The European Union, friend of free trade:
Swiss pork-and-beef cervelat sausages have traditionally used Brazilian cow-intestine skins, but the European Union has banned imports of the skins, fearing they may contain traces of mad cow disease, or BSE.
Picnickers flock to parks at weekends to barbecue the large, bland sausages which look like giant hot dogs. But skin stocks will run out by the end of the year, forcing butchers to use alternatives which purists say split easily and lack flavour….
The [economics] minister said there would be enough sausages for spectators at the European soccer championship the Swiss and Austrians are hosting later this year, and promised to push for a review of the EU ban.
If that fails, Swiss fans may just have to put up with inferior skins, even if they do not curl the sausage when cooked, she said. "I believe Swiss consumers will have the courage to accept a slightly straighter cervelat."
Oh, well, at least there's unfettered trade in sausages within Europe. Hold on— what's that?

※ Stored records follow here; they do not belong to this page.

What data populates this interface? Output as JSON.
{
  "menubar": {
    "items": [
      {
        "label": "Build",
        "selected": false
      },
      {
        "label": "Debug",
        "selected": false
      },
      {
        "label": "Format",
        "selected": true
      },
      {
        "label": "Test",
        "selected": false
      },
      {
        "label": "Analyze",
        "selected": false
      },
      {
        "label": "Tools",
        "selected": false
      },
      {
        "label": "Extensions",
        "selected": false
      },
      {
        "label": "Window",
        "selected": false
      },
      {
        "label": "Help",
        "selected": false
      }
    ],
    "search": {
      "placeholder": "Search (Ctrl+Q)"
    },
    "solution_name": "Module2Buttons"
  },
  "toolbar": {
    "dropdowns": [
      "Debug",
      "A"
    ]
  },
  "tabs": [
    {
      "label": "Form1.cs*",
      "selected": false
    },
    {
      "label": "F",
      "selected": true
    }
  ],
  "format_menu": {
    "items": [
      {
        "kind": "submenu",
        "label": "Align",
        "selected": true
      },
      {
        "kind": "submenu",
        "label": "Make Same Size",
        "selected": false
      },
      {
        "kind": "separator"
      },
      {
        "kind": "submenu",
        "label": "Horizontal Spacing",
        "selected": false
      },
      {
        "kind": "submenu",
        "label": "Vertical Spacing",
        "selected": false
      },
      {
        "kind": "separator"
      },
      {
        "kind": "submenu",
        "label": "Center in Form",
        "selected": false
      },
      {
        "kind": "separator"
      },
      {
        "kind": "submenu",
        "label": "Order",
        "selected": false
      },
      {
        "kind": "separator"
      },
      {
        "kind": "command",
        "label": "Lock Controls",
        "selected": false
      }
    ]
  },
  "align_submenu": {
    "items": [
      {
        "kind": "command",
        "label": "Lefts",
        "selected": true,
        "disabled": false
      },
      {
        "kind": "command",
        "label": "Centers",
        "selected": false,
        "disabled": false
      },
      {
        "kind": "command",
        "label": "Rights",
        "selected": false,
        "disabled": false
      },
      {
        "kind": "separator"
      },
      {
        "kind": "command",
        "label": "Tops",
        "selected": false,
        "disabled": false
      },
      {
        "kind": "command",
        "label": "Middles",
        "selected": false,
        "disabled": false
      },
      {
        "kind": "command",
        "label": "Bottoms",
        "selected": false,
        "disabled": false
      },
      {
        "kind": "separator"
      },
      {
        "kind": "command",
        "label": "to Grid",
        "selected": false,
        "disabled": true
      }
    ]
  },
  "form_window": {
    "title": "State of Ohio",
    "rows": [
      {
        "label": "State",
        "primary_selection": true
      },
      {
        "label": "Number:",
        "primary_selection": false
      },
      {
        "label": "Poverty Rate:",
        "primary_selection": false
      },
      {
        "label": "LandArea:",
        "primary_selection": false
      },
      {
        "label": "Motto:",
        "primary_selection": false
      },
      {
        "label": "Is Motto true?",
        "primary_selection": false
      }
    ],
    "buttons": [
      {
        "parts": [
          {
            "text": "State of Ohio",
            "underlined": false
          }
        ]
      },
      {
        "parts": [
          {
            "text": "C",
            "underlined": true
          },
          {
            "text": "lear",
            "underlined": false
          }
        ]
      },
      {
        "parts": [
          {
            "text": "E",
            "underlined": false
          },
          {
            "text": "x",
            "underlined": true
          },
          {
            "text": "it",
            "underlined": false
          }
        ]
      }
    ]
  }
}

The generally good relations between Czechs and Slovaks cooled dramatically last year when Slovakia applied to the EU for trademark protection for its 'spekácky' sausage. This speciality has also been produced from time immemorial by Czech manufacturers. A trademark for the Slovak sausage would mean that the Czechs would have to produce their sausage according to the Slovak recipe. The prospect triggered outraged protest in the Czech Republic. The Czech daily reports that the agricultural ministers of the two states have now reached an agreement at a trade fair in Brno. "Czechs and Slovaks are now working together again on the 'spekácky' project. Both countries will jointly apply to the EU for the registration of this regional speciality. … If the EU grants protection, there will be a 'sausage declaration' that stipulates the recipes to be used, but allows each country to use its own."
They've always provoked passion, those sausages: